There are a handful of questions I get on a regular basis, one of which is,
“What’s the difference between a dietitian and a nutritionist?”
Great question. And while I can’t say that this is going to be the most riveting of posts, it’s worth the quick explanation.
There is quite a bit of confusion in regards to the two titles, now even more so since the term, “nutritionist” was recently added on to Registered Dietitian (RD), to now read, Registered Dietitian Nutritionist (RDN). It’s a hell of a mouthful, if you ask me, and many RDs still haven’t adopted it, but that’s another article.
Why the merge?
Well, if you think about it, what’s more familiar to you? Dietitian or nutritionist? The public is very familiar with, “nutritionist” where as, “dietitian,” on the other hand, not so much. Unfortunately, most people have a skewed idea of what RDs are, and I don’t blame them. Do a quick google image search of, “dietitian” and all you’ll see is fruits, vegetables, and women in white lab coats. So it comes as no surprise that people very often associate them with hospitals, strict meal plans, and view them as the food police; but why wouldn’t they?
So, a few years back, the Academy of Nutrition and Dietetics, which is the largest organization of nutrition professionals, thought it would be pretty nifty to combine the RD with nutritionist so that the public could better relate and understand that we don’t all work in hospitals. Their goal was to rebrand the RD and market them as THE nutrition professional, because well, most of us do A LOT more than tell people to eat more fruits and vegetables and wear white lab coats.
Has it worked? Not sure, but there you go. So let’s break it down a little more; it’ll be quick.
In the simplest of terms, an RD/RDN is a Licensed nutrition practitioner who is a formally trained and educated nutrition expert, and one who can legally diagnose and intervene in the treatment of disease. RDs are registered with the Commission on Dietetic Registration, which is the national credentialing and administrative body of all Dietitians, and are overseen by their state’s governing body that regulates licensure and enforces the rules and laws of nutrition practice.
In order to become an RD, one must obtain a Bachelors degree in Dietetics by an accredited college/university, complete a 1200-hour, supervised dietetic internship, and lastly sit for the national registration examination.

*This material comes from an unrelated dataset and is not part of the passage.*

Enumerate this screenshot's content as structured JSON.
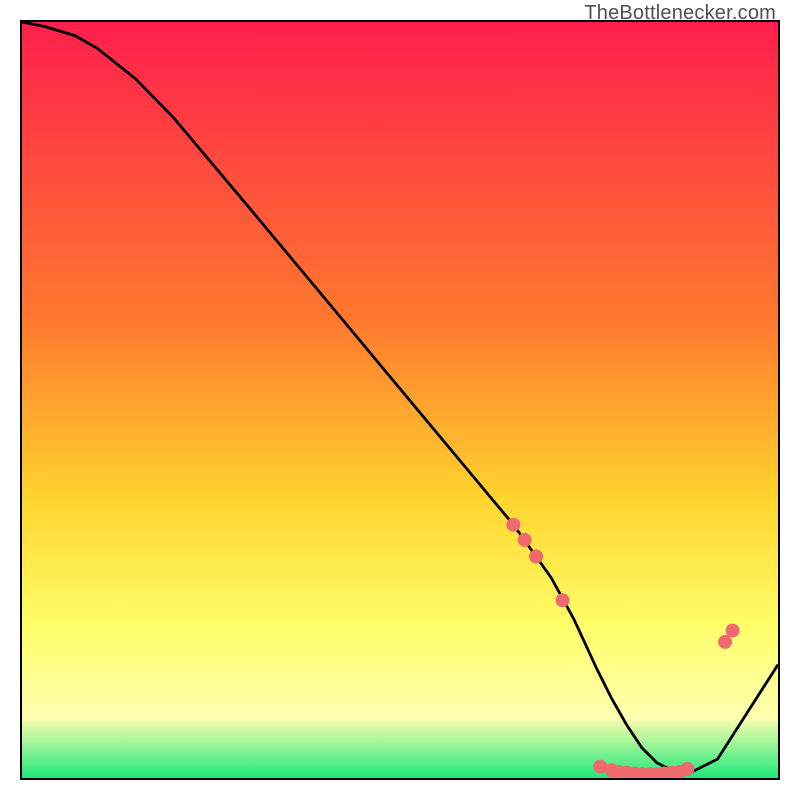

When passed, the credentials, RD, are earned, which is a protected title, and can only be used by someone who has gone through this whole process.
In the US, the title, “Nutritionist” is not legally protected, nor is it really regulated, and tends to have a broader, more generalized meaning. Additionally, nutritionists typically don’t have any professional training or formal education, so in other words, anyone can use it.
This then means that there are many people walking with this title who may have taken a weekend course on nutrition and are now giving out diet and nutrition advice. This can be very misleading and confusing to someone who doesn’t understand the differences, and may be put in harm’s way, given they have an underlying medical condition that this person does not have the expertise to deal with.
This, of course, doesn’t mean that someone who is not an RD doesn’t have extensive formal education and is highly knowledgeable, but in my experience, this is rarely the case. This also doesn’t mean that there aren’t unethical RDs, however, we are required to abide by some pretty strict standards and have worked our tails off to get where we are. Misdiagnosing or treating someone beyond our skill level could result in the loss of our license and title, ending our career.
In a final point, what distinguishes one from the other lies in the depth, scope, duration, and type of education and training.